(The problem): Set down each entry again exactly as written.

[Dataset rows for apps and sites]
Segment Open
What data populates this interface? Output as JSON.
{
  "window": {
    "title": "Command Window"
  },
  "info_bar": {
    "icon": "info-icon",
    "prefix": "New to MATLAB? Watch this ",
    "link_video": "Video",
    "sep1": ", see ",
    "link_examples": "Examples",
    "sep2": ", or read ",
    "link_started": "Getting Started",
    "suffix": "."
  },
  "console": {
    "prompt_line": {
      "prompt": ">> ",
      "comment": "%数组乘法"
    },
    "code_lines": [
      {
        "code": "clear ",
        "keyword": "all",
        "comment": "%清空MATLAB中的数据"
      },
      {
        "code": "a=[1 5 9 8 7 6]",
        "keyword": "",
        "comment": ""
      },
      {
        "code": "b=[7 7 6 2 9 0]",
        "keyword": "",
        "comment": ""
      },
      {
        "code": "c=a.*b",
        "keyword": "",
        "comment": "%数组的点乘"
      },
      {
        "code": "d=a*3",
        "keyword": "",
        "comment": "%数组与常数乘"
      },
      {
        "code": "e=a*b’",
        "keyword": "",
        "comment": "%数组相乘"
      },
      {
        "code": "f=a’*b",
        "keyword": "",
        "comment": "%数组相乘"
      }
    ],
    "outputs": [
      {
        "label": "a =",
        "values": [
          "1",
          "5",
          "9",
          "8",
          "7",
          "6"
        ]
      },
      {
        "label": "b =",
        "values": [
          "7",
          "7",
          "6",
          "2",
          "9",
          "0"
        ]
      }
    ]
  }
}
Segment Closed
(Solution below):
What data populates this interface? Output as JSON.
{
  "window": {
    "title": "Command Window"
  },
  "info_bar": {
    "icon": "info-icon",
    "prefix": "New to MATLAB? Watch this ",
    "link_video": "Video",
    "sep1": ", see ",
    "link_examples": "Examples",
    "sep2": ", or read ",
    "link_started": "Getting Started",
    "suffix": "."
  },
  "console": {
    "prompt_line": {
      "prompt": ">> ",
      "comment": "%数组乘法"
    },
    "code_lines": [
      {
        "code": "clear ",
        "keyword": "all",
        "comment": "%清空MATLAB中的数据"
      },
      {
        "code": "a=[1 5 9 8 7 6]",
        "keyword": "",
        "comment": ""
      },
      {
        "code": "b=[7 7 6 2 9 0]",
        "keyword": "",
        "comment": ""
      },
      {
        "code": "c=a.*b",
        "keyword": "",
        "comment": "%数组的点乘"
      },
      {
        "code": "d=a*3",
        "keyword": "",
        "comment": "%数组与常数乘"
      },
      {
        "code": "e=a*b’",
        "keyword": "",
        "comment": "%数组相乘"
      },
      {
        "code": "f=a’*b",
        "keyword": "",
        "comment": "%数组相乘"
      }
    ],
    "outputs": [
      {
        "label": "a =",
        "values": [
          "1",
          "5",
          "9",
          "8",
          "7",
          "6"
        ]
      },
      {
        "label": "b =",
        "values": [
          "7",
          "7",
          "6",
          "2",
          "9",
          "0"
        ]
      }
    ]
  }
}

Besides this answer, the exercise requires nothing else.